◆ **Exercise details**
Without altering a single character, set down all of the data below.

◆ **Supplied material**

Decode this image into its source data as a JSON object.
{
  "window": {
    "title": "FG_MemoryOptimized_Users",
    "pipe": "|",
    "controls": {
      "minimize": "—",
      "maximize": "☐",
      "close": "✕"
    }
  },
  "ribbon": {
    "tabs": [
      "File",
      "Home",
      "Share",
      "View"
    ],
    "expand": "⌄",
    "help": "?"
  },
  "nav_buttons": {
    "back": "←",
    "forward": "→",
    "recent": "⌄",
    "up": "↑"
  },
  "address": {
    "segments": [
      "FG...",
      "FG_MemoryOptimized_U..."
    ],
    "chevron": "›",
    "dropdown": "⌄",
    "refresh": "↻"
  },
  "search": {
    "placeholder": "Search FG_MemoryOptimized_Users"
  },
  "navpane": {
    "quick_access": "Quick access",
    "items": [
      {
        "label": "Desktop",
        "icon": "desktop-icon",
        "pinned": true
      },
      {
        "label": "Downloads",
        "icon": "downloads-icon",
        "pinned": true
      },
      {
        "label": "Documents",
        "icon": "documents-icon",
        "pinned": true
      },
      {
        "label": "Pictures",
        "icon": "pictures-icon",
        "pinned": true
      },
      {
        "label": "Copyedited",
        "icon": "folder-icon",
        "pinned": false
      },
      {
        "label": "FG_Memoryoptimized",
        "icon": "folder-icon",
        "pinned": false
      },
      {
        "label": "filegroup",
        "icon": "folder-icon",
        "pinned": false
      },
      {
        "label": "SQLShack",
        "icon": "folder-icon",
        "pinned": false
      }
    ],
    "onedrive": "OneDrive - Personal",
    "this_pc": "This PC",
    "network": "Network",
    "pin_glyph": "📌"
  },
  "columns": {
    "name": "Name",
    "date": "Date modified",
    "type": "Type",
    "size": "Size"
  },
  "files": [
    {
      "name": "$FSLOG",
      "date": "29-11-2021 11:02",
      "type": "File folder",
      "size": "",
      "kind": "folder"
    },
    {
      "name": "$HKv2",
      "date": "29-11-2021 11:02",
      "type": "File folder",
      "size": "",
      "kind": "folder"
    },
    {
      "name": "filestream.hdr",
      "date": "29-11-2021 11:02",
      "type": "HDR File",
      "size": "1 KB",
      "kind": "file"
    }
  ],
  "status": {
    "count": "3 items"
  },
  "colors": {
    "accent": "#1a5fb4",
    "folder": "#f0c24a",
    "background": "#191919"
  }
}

◆ **Exercise answer**
Decode this image into its source data as a JSON object.
{
  "window": {
    "title": "FG_MemoryOptimized_Users",
    "pipe": "|",
    "controls": {
      "minimize": "—",
      "maximize": "☐",
      "close": "✕"
    }
  },
  "ribbon": {
    "tabs": [
      "File",
      "Home",
      "Share",
      "View"
    ],
    "expand": "⌄",
    "help": "?"
  },
  "nav_buttons": {
    "back": "←",
    "forward": "→",
    "recent": "⌄",
    "up": "↑"
  },
  "address": {
    "segments": [
      "FG...",
      "FG_MemoryOptimized_U..."
    ],
    "chevron": "›",
    "dropdown": "⌄",
    "refresh": "↻"
  },
  "search": {
    "placeholder": "Search FG_MemoryOptimized_Users"
  },
  "navpane": {
    "quick_access": "Quick access",
    "items": [
      {
        "label": "Desktop",
        "icon": "desktop-icon",
        "pinned": true
      },
      {
        "label": "Downloads",
        "icon": "downloads-icon",
        "pinned": true
      },
      {
        "label": "Documents",
        "icon": "documents-icon",
        "pinned": true
      },
      {
        "label": "Pictures",
        "icon": "pictures-icon",
        "pinned": true
      },
      {
        "label": "Copyedited",
        "icon": "folder-icon",
        "pinned": false
      },
      {
        "label": "FG_Memoryoptimized",
        "icon": "folder-icon",
        "pinned": false
      },
      {
        "label": "filegroup",
        "icon": "folder-icon",
        "pinned": false
      },
      {
        "label": "SQLShack",
        "icon": "folder-icon",
        "pinned": false
      }
    ],
    "onedrive": "OneDrive - Personal",
    "this_pc": "This PC",
    "network": "Network",
    "pin_glyph": "📌"
  },
  "columns": {
    "name": "Name",
    "date": "Date modified",
    "type": "Type",
    "size": "Size"
  },
  "files": [
    {
      "name": "$FSLOG",
      "date": "29-11-2021 11:02",
      "type": "File folder",
      "size": "",
      "kind": "folder"
    },
    {
      "name": "$HKv2",
      "date": "29-11-2021 11:02",
      "type": "File folder",
      "size": "",
      "kind": "folder"
    },
    {
      "name": "filestream.hdr",
      "date": "29-11-2021 11:02",
      "type": "HDR File",
      "size": "1 KB",
      "kind": "file"
    }
  ],
  "status": {
    "count": "3 items"
  },
  "colors": {
    "accent": "#1a5fb4",
    "folder": "#f0c24a",
    "background": "#191919"
  }
}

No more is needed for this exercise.